The traffic court in Jerusalem on Monday remanded for three days a bus driver who was involved in a fatal accident on the Jerusalem-Tel Aviv highway on the previous evening, after a preliminary police investigation suggested he may have tampered with evidence after the crash.
Six people died and a dozen were injured in Sunday evening’s collision between the crowded intercity bus 402 and a truck near the city of Ramle.
The bus driver, Haim Bitton, 40, is suspected of obstruction of justice and negligent homicide, police said. According to suspicions, after the crash he tampered with the vehicle’s tachograph, a device installed in public buses that monitors the driver’s speed and has a role similar to the black box on an airplane.
The disk inside the tachograph details the speeds at which a vehicle was traveling over the preceding 24 hours.
Drivers need to insert a new disk with their name and the date at the beginning of every journey.
Officer Moshe Cohen, representing the police, said Bitton was arrested only 40 minutes after the collision and during that time made several phone calls.
“It was like the scene of a terror attack,” Cohen said.
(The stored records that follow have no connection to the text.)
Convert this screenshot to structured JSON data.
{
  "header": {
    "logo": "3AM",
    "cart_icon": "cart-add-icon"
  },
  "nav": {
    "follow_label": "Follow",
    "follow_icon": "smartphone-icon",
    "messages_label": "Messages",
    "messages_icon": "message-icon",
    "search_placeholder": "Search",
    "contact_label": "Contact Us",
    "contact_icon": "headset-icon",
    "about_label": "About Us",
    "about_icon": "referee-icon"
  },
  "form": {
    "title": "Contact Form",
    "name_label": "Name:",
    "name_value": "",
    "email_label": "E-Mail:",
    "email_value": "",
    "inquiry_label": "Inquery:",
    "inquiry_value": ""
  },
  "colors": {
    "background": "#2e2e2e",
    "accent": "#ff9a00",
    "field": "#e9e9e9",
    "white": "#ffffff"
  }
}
The officer told the court that police at the scene and Bitton himself could not remove the disk from the tachograph; however, the bus driver said during his initial interrogation that he had removed and reinserted the disk in the moments after the crash.
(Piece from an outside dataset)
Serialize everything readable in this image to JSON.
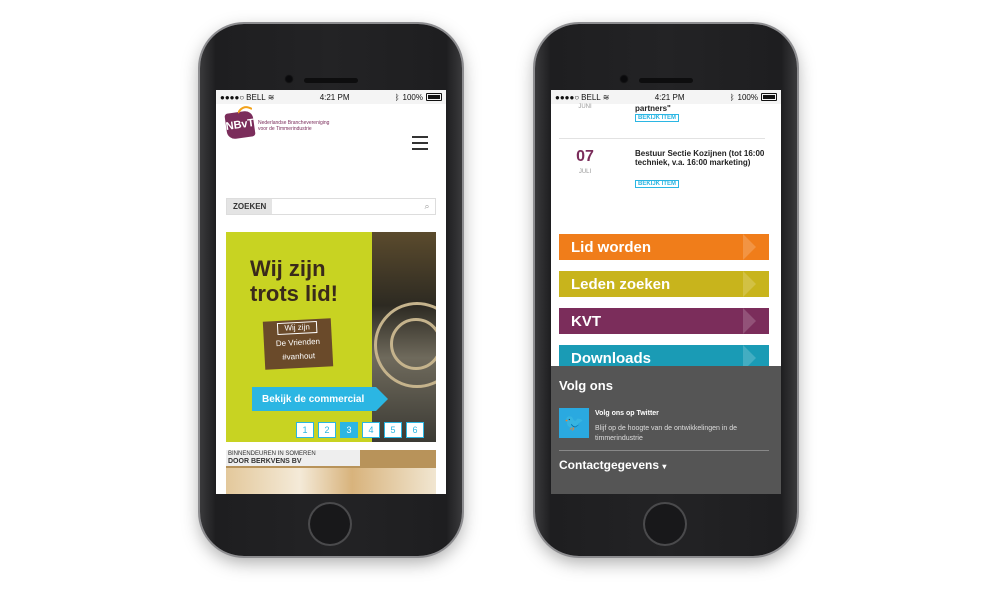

“We confiscated the entire tachograph box and have not succeeded in opening it yet,” Cohen told the court. “I cannot even guarantee that the disk is inside.”
Bitton crashed on the same route in 2013, also smashing into a truck and overturning the vehicle on the main Jerusalem-Tel Aviv artery. Several passengers were injured in that incident, after which the Egged bus company banned him from intercity routes. The ban was only lifted a few weeks ago and he was permitted to drive the Jerusalem to Tel Aviv line once again, Channel 2 reported.
Photos of Sunday’s collision showed the right side of the bus wrenched apart. Channel 2 reported that a crane on the truck ripped the bus open, injuring and killing passengers seated on the right side.
Bitton told police Sunday that he didn’t notice the truck stopped on the side of the highway, and investigators believe the bus driver, through lack of attention, had swerved out of his lane and collided with the truck parked on the side of the road.
עשרות מתנדבי איחוד הצלה – רופאים, פרמדיקים וחובשים – טיפלו אתמול בפצועי תאונת הדרכים הקשה בכביש 1. כך נראתה זירת התאונה מרחפן שפעל במקום.
Posted by איחוד הצלה – הדף הרשמי on Sunday, 14 February 2016
The truck driver told police investigators he heard noises coming from his engine, so he stopped on the right shoulder of the highway. “Just as I got out of the truck, the same minute, the bus came and slammed into the rear end.”
The driver of the truck, an East Jerusalem man, suffered light injuries and was detained by police.
The bus was the 402 line from Jerusalem to Bnei Brak. It was filled to capacity with passengers, according to Channel 2.
A regular passenger on the 402 line who was familiar with the driver said he was often reckless and claimed he frequently broke safety codes. The passenger cited excessive speed, a failure to maintain a safe distance from other vehicles, and a failure to stay focused on the road. The passenger told Channel 2 that an accident like Sunday’s was merely a matter of time.
The victims of the crash were named on Monday as Yaakov Cheshin, 27; Yisrael Weinberg, 26; Hanna Pesha Frankel, 23; Levy Yitzchak Amedadi, 17; and Aharon Mordechai and Leah Malamud, two children whose ages were not authorized for publication.
Cheshin, a young ultra-Orthodox man, was on his way to a blind date in Bnei Brak set up by a matchmaker, Walla news reported. Weinberg was heading to a family wedding in the same city. Frankel and her husband had just celebrated their second wedding anniversary; her husband was also aboard and was lightly injured in the accident. All three were residents of Jerusalem. Amdadi was from the town of Yavne’el, near the Sea of Galilee.
Sara Shpringer, 20, of Jerusalem, remained in serious condition at Assaf Harofeh Medical Center in Rishon Lezion early Monday morning. She was undergoing surgery, but a doctor told Ynet that there was no immediate risk to her life.
Shpringer’s sister was among the dozen people lightly injured in the collision.